* How to complete this task *
Return each line of the records holding the string "data".

* Provided records *
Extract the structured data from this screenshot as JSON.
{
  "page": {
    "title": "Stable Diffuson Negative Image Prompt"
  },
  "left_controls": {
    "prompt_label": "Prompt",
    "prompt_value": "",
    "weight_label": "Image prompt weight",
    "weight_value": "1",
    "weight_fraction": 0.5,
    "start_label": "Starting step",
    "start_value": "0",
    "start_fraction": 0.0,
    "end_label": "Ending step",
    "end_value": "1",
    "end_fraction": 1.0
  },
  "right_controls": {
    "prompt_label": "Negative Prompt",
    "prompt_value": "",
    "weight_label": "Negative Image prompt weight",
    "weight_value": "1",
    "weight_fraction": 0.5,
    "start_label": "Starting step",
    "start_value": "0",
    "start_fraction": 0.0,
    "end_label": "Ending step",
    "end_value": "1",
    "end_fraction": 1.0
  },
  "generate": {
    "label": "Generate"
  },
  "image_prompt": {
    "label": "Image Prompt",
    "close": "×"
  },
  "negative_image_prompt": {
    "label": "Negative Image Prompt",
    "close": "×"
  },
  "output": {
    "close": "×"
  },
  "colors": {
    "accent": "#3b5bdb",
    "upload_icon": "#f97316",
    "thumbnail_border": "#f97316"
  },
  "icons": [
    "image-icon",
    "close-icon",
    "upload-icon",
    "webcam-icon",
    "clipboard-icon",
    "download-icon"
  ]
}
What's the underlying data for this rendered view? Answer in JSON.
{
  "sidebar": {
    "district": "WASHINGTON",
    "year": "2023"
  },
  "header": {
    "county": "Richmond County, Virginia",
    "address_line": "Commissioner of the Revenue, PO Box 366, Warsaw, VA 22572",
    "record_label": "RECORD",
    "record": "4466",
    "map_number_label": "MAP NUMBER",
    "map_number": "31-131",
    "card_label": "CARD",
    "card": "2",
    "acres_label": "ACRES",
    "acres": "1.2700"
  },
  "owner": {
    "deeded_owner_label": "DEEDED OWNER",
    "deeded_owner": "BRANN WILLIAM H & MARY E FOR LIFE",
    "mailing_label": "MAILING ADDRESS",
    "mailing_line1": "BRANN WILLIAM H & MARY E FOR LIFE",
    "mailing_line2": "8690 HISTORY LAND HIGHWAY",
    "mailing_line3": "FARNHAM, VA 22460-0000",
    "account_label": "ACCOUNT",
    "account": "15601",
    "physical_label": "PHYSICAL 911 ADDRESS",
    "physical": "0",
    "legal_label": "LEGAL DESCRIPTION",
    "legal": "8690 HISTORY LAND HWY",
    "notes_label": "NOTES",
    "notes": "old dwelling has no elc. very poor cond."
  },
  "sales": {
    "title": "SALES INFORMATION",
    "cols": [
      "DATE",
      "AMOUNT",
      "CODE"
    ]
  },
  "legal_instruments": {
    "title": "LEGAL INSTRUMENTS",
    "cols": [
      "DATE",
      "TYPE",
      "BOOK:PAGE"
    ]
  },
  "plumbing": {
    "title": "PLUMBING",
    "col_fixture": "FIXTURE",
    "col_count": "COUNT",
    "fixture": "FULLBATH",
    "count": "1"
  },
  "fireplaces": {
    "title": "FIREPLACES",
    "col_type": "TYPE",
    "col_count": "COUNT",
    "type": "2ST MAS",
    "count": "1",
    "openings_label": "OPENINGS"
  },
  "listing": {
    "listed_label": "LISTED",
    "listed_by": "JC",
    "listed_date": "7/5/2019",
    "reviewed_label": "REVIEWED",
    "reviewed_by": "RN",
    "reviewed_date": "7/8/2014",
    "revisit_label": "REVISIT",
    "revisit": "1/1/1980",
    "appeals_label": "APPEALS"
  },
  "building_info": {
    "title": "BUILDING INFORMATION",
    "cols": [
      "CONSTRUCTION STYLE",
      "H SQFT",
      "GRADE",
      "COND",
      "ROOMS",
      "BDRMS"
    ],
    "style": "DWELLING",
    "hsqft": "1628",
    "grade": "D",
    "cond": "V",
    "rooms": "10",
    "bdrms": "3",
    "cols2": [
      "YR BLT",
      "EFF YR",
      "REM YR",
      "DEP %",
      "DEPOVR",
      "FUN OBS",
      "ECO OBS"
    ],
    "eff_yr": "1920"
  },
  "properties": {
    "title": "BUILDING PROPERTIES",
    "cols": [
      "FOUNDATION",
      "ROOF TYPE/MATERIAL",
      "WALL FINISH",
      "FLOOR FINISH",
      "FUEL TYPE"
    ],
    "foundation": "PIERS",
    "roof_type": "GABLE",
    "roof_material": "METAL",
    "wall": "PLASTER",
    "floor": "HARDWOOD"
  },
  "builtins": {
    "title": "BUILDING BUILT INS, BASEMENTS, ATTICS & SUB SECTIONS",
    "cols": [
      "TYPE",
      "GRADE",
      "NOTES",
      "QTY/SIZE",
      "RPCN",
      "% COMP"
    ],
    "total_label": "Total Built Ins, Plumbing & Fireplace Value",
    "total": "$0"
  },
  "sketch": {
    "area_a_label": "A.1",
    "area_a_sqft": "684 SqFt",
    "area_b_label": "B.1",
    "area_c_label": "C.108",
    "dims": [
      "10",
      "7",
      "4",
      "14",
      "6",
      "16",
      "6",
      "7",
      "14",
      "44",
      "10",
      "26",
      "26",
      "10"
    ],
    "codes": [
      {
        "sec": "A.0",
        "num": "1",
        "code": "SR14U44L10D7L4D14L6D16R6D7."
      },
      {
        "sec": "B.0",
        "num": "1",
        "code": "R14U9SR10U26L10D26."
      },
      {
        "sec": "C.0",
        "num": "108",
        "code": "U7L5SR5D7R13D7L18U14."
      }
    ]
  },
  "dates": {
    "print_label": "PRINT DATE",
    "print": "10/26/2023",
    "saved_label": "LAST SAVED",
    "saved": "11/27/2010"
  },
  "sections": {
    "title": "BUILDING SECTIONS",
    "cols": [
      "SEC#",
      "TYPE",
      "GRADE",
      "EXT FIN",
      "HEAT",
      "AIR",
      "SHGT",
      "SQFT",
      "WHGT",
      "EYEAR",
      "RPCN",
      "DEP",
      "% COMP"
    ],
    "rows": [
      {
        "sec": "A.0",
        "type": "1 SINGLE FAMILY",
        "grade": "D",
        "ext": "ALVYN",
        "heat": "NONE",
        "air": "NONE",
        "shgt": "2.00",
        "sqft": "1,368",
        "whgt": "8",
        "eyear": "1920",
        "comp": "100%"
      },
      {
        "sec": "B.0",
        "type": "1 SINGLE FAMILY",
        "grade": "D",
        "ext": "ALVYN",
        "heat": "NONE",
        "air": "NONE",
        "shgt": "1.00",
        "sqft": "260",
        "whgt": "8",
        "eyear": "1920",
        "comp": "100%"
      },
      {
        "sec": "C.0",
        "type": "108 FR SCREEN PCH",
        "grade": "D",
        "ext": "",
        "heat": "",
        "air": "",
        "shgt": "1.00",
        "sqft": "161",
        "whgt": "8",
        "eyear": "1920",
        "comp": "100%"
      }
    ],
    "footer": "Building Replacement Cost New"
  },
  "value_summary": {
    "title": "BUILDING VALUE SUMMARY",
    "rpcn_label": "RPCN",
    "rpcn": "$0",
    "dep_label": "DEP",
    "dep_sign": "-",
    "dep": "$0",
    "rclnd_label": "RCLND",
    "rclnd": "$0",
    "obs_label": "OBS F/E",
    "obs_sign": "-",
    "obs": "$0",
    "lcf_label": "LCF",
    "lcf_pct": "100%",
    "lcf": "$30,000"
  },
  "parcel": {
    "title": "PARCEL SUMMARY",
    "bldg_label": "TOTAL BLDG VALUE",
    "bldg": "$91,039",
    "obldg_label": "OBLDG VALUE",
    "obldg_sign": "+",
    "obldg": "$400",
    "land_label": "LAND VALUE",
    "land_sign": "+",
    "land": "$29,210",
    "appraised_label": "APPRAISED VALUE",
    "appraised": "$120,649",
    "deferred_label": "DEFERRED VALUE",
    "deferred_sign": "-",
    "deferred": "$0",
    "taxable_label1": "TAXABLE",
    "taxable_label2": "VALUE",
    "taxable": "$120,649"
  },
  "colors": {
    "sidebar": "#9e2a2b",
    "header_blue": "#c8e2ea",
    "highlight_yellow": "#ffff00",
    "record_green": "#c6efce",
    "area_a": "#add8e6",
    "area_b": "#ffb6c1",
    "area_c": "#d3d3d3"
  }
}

* Finished task *
Extract the structured data from this screenshot as JSON.
What's the underlying data for this rendered view? Answer in JSON.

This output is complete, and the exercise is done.